[Records from a collection]

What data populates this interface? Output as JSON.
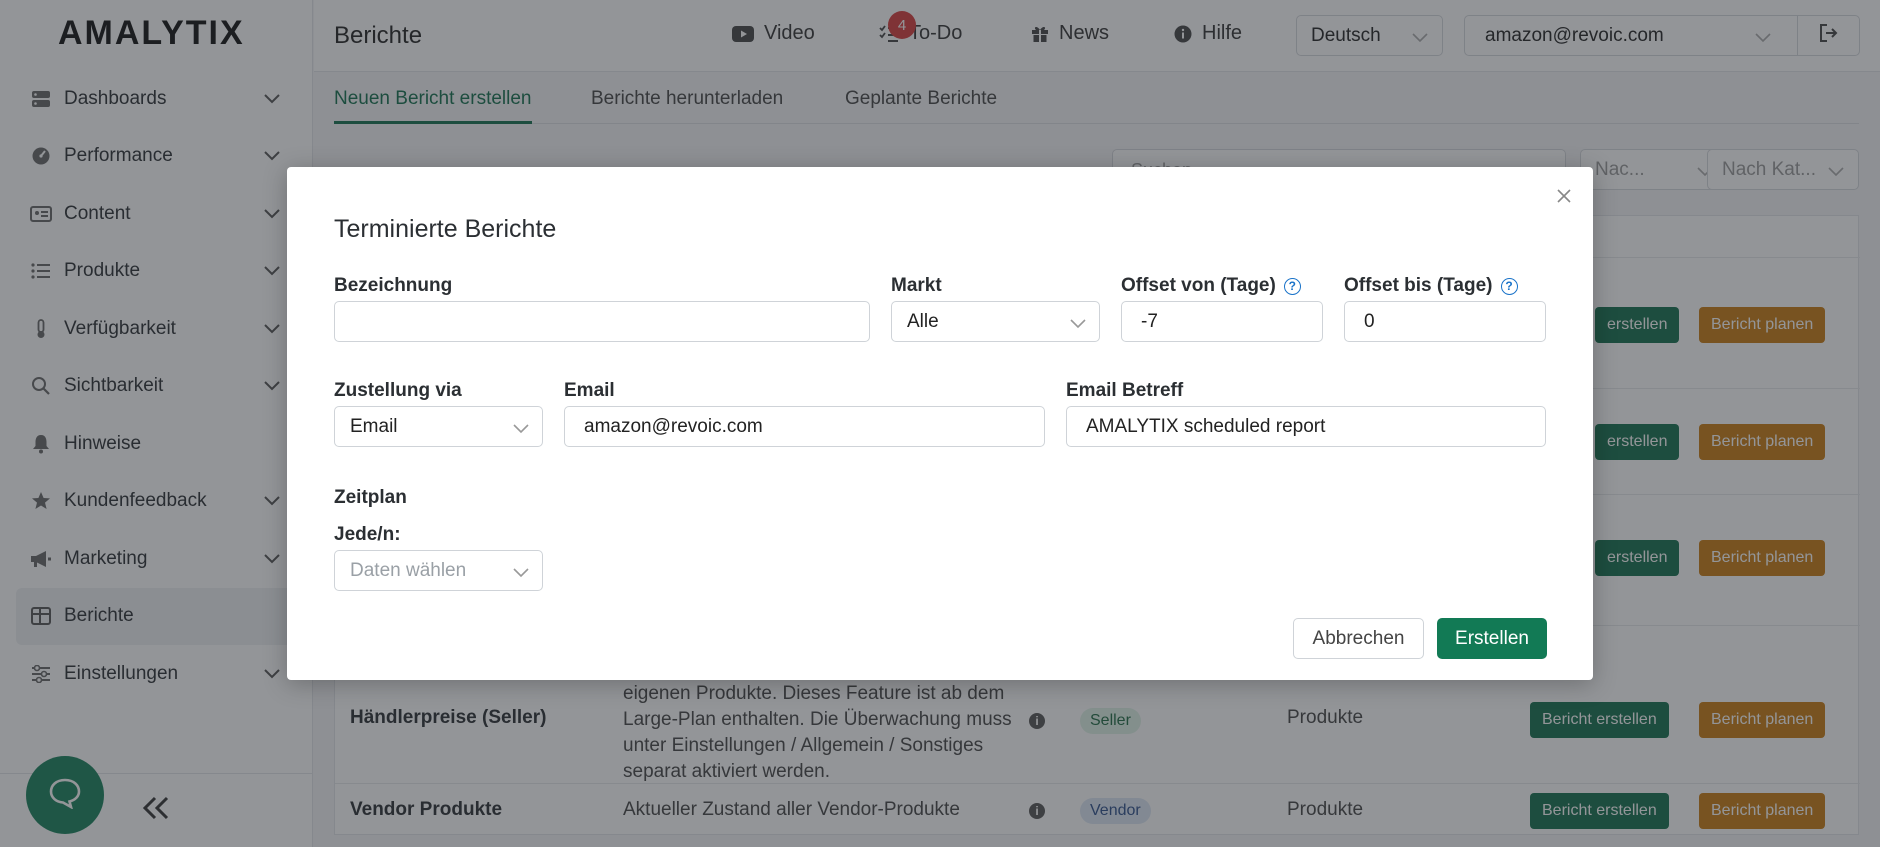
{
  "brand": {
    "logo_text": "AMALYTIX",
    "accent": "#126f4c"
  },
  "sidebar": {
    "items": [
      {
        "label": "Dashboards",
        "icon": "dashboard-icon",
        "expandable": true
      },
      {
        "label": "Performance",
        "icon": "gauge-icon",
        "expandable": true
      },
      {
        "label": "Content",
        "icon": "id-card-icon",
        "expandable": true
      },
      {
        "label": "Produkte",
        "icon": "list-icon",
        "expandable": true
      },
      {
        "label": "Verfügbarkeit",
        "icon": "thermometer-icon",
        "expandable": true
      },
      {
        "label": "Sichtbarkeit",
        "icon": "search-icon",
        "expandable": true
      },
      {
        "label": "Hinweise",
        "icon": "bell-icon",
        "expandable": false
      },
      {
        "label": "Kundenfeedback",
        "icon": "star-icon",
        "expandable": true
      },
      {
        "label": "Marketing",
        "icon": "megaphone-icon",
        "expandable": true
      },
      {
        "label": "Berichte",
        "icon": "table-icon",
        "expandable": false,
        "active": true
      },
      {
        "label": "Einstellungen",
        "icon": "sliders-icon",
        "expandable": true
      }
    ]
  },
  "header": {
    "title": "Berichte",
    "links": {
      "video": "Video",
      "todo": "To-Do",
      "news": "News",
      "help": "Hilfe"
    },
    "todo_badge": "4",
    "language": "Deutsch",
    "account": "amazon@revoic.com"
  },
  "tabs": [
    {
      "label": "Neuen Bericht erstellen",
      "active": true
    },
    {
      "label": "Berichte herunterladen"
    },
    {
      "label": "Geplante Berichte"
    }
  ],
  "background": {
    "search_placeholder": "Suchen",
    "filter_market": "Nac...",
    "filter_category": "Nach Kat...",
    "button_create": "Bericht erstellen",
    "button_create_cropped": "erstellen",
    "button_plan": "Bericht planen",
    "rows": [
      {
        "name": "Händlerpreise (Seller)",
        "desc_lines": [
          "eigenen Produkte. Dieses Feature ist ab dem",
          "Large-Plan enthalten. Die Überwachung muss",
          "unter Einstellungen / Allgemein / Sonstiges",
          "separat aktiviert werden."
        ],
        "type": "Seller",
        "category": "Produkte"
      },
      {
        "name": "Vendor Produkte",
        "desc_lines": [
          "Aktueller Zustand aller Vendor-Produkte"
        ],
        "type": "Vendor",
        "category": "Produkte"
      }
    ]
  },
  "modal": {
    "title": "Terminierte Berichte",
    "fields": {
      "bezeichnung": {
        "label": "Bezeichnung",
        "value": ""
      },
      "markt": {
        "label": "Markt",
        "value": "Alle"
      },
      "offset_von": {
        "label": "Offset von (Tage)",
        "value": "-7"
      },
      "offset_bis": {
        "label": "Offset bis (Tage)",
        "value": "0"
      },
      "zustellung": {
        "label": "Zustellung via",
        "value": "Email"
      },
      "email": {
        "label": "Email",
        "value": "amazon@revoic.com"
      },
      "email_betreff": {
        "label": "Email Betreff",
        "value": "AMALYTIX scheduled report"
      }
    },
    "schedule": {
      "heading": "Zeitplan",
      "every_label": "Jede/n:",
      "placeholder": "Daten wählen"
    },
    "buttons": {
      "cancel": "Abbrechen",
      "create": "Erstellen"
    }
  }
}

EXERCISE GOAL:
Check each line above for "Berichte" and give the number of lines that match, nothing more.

YOUR SOLUTION:
5